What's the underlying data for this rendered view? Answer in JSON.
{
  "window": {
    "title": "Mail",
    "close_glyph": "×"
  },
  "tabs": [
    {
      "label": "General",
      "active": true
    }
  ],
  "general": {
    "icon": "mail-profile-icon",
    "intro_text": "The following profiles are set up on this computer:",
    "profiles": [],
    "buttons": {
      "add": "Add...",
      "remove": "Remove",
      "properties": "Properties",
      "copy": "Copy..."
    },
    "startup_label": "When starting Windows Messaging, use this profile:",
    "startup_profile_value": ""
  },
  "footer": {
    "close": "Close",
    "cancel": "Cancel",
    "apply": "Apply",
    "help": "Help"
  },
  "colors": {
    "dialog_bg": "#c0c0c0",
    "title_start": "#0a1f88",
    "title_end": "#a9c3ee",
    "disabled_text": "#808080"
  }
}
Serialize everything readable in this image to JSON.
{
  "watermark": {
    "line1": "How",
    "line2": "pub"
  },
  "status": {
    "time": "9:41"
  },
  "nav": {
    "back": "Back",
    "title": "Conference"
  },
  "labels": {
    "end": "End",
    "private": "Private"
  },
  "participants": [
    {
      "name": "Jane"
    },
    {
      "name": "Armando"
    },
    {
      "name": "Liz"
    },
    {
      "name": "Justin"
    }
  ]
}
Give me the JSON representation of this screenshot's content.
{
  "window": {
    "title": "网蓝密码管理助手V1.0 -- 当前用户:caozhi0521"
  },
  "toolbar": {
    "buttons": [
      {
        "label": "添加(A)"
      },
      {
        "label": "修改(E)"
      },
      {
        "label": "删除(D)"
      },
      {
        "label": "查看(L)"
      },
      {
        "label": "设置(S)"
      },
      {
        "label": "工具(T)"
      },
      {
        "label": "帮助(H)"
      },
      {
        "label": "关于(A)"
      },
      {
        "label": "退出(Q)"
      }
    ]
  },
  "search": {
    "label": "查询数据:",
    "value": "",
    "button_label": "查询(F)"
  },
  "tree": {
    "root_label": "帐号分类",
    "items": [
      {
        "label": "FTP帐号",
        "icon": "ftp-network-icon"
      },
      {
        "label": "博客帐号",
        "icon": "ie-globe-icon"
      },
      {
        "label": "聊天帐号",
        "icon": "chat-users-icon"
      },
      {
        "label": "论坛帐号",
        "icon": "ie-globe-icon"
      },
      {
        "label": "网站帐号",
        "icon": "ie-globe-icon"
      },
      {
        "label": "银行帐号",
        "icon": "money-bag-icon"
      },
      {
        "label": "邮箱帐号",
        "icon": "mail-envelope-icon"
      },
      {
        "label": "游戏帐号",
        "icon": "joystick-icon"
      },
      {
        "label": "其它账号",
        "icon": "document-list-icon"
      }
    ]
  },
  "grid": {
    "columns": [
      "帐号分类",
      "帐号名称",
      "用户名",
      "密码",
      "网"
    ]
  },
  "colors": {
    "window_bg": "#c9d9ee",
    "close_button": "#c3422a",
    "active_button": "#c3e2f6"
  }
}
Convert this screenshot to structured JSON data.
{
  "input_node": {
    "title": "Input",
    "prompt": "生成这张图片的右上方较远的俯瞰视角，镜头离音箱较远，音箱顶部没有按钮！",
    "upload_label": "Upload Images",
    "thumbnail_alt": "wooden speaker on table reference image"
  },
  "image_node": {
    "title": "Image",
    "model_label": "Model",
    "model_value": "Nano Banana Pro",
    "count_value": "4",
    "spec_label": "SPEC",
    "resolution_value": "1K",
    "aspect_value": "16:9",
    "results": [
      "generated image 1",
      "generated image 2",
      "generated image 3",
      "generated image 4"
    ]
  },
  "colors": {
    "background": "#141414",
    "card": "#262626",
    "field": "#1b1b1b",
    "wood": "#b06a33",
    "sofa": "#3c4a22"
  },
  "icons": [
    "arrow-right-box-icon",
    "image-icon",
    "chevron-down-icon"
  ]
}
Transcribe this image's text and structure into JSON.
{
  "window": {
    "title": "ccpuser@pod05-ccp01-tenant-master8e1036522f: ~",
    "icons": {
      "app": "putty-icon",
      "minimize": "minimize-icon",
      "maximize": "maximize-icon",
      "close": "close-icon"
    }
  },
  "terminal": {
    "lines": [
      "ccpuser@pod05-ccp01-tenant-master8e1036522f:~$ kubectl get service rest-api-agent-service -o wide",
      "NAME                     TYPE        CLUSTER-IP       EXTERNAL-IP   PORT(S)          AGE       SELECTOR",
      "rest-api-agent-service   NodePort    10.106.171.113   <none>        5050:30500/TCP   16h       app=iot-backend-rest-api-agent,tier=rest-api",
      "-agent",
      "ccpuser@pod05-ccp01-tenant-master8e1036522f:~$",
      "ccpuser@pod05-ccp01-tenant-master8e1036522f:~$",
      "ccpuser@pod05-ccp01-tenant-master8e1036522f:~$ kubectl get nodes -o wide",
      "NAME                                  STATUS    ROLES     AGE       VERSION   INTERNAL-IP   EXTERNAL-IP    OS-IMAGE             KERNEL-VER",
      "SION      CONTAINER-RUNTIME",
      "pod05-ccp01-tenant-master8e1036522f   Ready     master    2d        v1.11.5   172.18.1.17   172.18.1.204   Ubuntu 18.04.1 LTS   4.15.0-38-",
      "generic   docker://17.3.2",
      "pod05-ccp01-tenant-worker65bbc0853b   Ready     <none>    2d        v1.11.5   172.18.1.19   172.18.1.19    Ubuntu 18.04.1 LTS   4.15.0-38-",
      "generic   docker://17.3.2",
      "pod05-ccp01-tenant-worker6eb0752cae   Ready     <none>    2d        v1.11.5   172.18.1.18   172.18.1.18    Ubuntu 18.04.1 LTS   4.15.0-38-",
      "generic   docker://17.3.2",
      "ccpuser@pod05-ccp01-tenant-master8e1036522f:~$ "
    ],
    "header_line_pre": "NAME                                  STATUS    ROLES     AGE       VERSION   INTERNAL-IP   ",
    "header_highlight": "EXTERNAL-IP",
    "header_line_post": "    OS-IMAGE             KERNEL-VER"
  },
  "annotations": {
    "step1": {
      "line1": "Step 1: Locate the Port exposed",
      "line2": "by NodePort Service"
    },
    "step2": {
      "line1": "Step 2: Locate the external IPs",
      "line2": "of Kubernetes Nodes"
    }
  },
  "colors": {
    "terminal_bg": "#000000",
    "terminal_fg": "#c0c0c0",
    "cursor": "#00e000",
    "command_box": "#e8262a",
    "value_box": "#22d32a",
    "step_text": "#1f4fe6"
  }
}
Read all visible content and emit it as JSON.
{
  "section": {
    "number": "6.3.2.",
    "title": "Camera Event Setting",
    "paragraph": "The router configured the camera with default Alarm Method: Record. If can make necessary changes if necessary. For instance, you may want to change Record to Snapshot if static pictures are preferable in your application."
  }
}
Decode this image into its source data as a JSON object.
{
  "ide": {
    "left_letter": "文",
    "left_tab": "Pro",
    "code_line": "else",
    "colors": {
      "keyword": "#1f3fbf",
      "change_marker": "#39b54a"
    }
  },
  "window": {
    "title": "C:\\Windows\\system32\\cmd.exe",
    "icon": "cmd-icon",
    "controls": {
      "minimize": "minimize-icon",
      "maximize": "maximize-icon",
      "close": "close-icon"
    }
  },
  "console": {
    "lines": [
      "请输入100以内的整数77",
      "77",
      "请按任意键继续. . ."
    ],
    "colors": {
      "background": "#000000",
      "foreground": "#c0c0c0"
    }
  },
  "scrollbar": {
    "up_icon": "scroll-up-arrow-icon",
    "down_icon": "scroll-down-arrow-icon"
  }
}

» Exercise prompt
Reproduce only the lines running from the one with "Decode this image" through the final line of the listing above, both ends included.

» Answer box
Decode this image into its source data as a JSON object.
{
  "ide": {
    "left_letter": "文",
    "left_tab": "Pro",
    "code_line": "else",
    "colors": {
      "keyword": "#1f3fbf",
      "change_marker": "#39b54a"
    }
  },
  "window": {
    "title": "C:\\Windows\\system32\\cmd.exe",
    "icon": "cmd-icon",
    "controls": {
      "minimize": "minimize-icon",
      "maximize": "maximize-icon",
      "close": "close-icon"
    }
  },
  "console": {
    "lines": [
      "请输入100以内的整数77",
      "77",
      "请按任意键继续. . ."
    ],
    "colors": {
      "background": "#000000",
      "foreground": "#c0c0c0"
    }
  },
  "scrollbar": {
    "up_icon": "scroll-up-arrow-icon",
    "down_icon": "scroll-down-arrow-icon"
  }
}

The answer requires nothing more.